Commodity prices remain low and demand for some grains is dipping due to trade disputes. Also, some areas of Iowa have seen rain almost daily for two weeks straight. It’s created muddy fields and flooding in some areas and farmers are rightfully concerned about their crops. Jacobs says, “The calls that we’re receiving at this point in time is those frustrations and struggles for farmers to get out into the fields, having some good days to get harvesting done and how that’s going to have an impact on their overall yield for the year.”

The hotline’s phone lines are staffed 24-seven, so there’s always a real, live person you can talk to about anything that’s worrying you. “Through our website, we have a ‘live chat’ so if people don’t want to talk on the phone, they can get on the computer and type in the situation going on and someone is going to be able to respond right then to what the situation is, get them pointed in the right direction and just be there to talk to them,” Jacobs says.

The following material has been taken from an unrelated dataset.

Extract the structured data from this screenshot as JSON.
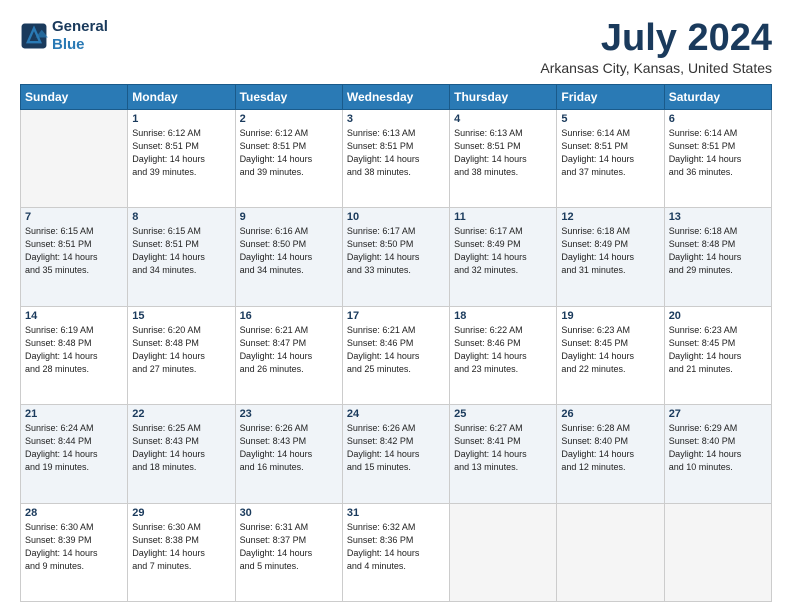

The service was launched at the height of the Farm Crisis in 1985 as the Rural Concern Hotline, but during the floods of 1993, shifted gears to address problems beyond agriculture, becoming the Iowa Concern Hotline. The toll-free number is 800-447-1985 and the website is www.extension.iastate.edu/iowaconcern.

Atlantic Parks and Rec Board to meet Monday

Ag/Outdoor, News

October 14th, 2018 by Ric Hanson

Members of the City of Atlantic’s Parks and Recreation Dept. Board will meet 5:15-p.m. Monday, in the Council’s Chambers at City Hall. Parks and Rec Director Seth Staashelm will provide the Board with updates on: The Schildberg Development Project, including – the west playground, west restroom proposal and bath house/shelter agreement; An update on the Sunnyside Entrance sign (which was installed last week); a Park Shelter Reservation Proposal; Atlantic Sports Complex plan, and updates on plans for Community Parks.

Staashelm is also expected to report park restrooms are, or will be, closed for the season, but the parks will remain open.